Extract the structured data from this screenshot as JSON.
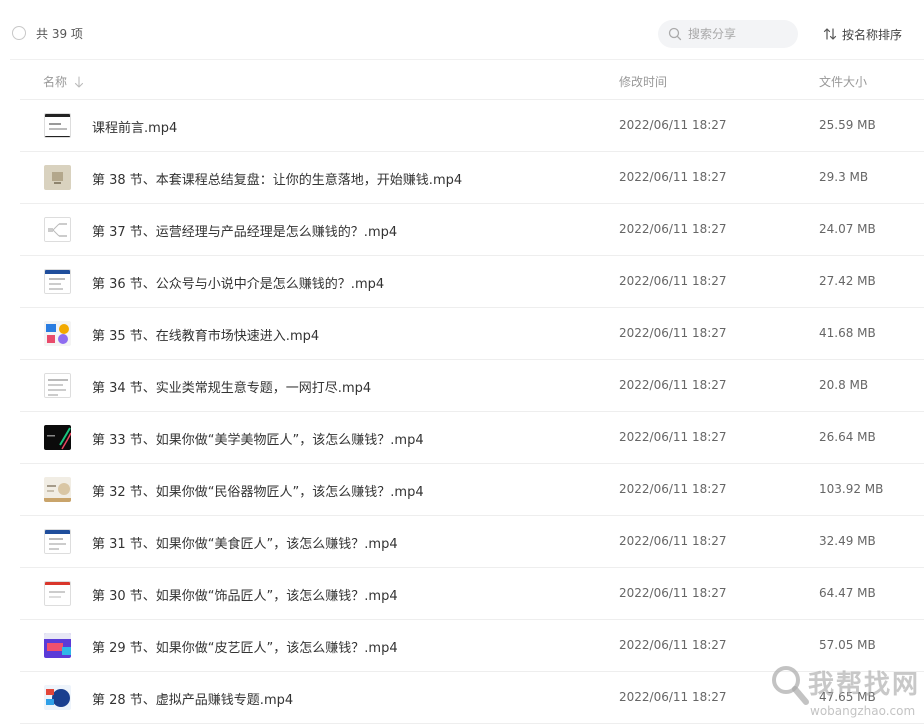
{
  "toolbar": {
    "count_label": "共 39 项",
    "search_placeholder": "搜索分享",
    "sort_label": "按名称排序"
  },
  "columns": {
    "name": "名称",
    "modified": "修改时间",
    "size": "文件大小"
  },
  "files": [
    {
      "name": "课程前言.mp4",
      "modified": "2022/06/11 18:27",
      "size": "25.59 MB"
    },
    {
      "name": "第 38 节、本套课程总结复盘：让你的生意落地，开始赚钱.mp4",
      "modified": "2022/06/11 18:27",
      "size": "29.3 MB"
    },
    {
      "name": "第 37 节、运营经理与产品经理是怎么赚钱的？.mp4",
      "modified": "2022/06/11 18:27",
      "size": "24.07 MB"
    },
    {
      "name": "第 36 节、公众号与小说中介是怎么赚钱的？.mp4",
      "modified": "2022/06/11 18:27",
      "size": "27.42 MB"
    },
    {
      "name": "第 35 节、在线教育市场快速进入.mp4",
      "modified": "2022/06/11 18:27",
      "size": "41.68 MB"
    },
    {
      "name": "第 34 节、实业类常规生意专题，一网打尽.mp4",
      "modified": "2022/06/11 18:27",
      "size": "20.8 MB"
    },
    {
      "name": "第 33 节、如果你做“美学美物匠人”，该怎么赚钱？.mp4",
      "modified": "2022/06/11 18:27",
      "size": "26.64 MB"
    },
    {
      "name": "第 32 节、如果你做“民俗器物匠人”，该怎么赚钱？.mp4",
      "modified": "2022/06/11 18:27",
      "size": "103.92 MB"
    },
    {
      "name": "第 31 节、如果你做“美食匠人”，该怎么赚钱？.mp4",
      "modified": "2022/06/11 18:27",
      "size": "32.49 MB"
    },
    {
      "name": "第 30 节、如果你做“饰品匠人”，该怎么赚钱？.mp4",
      "modified": "2022/06/11 18:27",
      "size": "64.47 MB"
    },
    {
      "name": "第 29 节、如果你做“皮艺匠人”，该怎么赚钱？.mp4",
      "modified": "2022/06/11 18:27",
      "size": "57.05 MB"
    },
    {
      "name": "第 28 节、虚拟产品赚钱专题.mp4",
      "modified": "2022/06/11 18:27",
      "size": "47.65 MB"
    }
  ],
  "watermark": {
    "text": "我帮找网",
    "url": "wobangzhao.com"
  }
}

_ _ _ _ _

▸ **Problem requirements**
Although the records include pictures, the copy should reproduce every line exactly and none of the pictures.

▸ **Expected answer**
Extract the structured data from this screenshot as JSON.
{
  "toolbar": {
    "count_label": "共 39 项",
    "search_placeholder": "搜索分享",
    "sort_label": "按名称排序"
  },
  "columns": {
    "name": "名称",
    "modified": "修改时间",
    "size": "文件大小"
  },
  "files": [
    {
      "name": "课程前言.mp4",
      "modified": "2022/06/11 18:27",
      "size": "25.59 MB"
    },
    {
      "name": "第 38 节、本套课程总结复盘：让你的生意落地，开始赚钱.mp4",
      "modified": "2022/06/11 18:27",
      "size": "29.3 MB"
    },
    {
      "name": "第 37 节、运营经理与产品经理是怎么赚钱的？.mp4",
      "modified": "2022/06/11 18:27",
      "size": "24.07 MB"
    },
    {
      "name": "第 36 节、公众号与小说中介是怎么赚钱的？.mp4",
      "modified": "2022/06/11 18:27",
      "size": "27.42 MB"
    },
    {
      "name": "第 35 节、在线教育市场快速进入.mp4",
      "modified": "2022/06/11 18:27",
      "size": "41.68 MB"
    },
    {
      "name": "第 34 节、实业类常规生意专题，一网打尽.mp4",
      "modified": "2022/06/11 18:27",
      "size": "20.8 MB"
    },
    {
      "name": "第 33 节、如果你做“美学美物匠人”，该怎么赚钱？.mp4",
      "modified": "2022/06/11 18:27",
      "size": "26.64 MB"
    },
    {
      "name": "第 32 节、如果你做“民俗器物匠人”，该怎么赚钱？.mp4",
      "modified": "2022/06/11 18:27",
      "size": "103.92 MB"
    },
    {
      "name": "第 31 节、如果你做“美食匠人”，该怎么赚钱？.mp4",
      "modified": "2022/06/11 18:27",
      "size": "32.49 MB"
    },
    {
      "name": "第 30 节、如果你做“饰品匠人”，该怎么赚钱？.mp4",
      "modified": "2022/06/11 18:27",
      "size": "64.47 MB"
    },
    {
      "name": "第 29 节、如果你做“皮艺匠人”，该怎么赚钱？.mp4",
      "modified": "2022/06/11 18:27",
      "size": "57.05 MB"
    },
    {
      "name": "第 28 节、虚拟产品赚钱专题.mp4",
      "modified": "2022/06/11 18:27",
      "size": "47.65 MB"
    }
  ],
  "watermark": {
    "text": "我帮找网",
    "url": "wobangzhao.com"
  }
}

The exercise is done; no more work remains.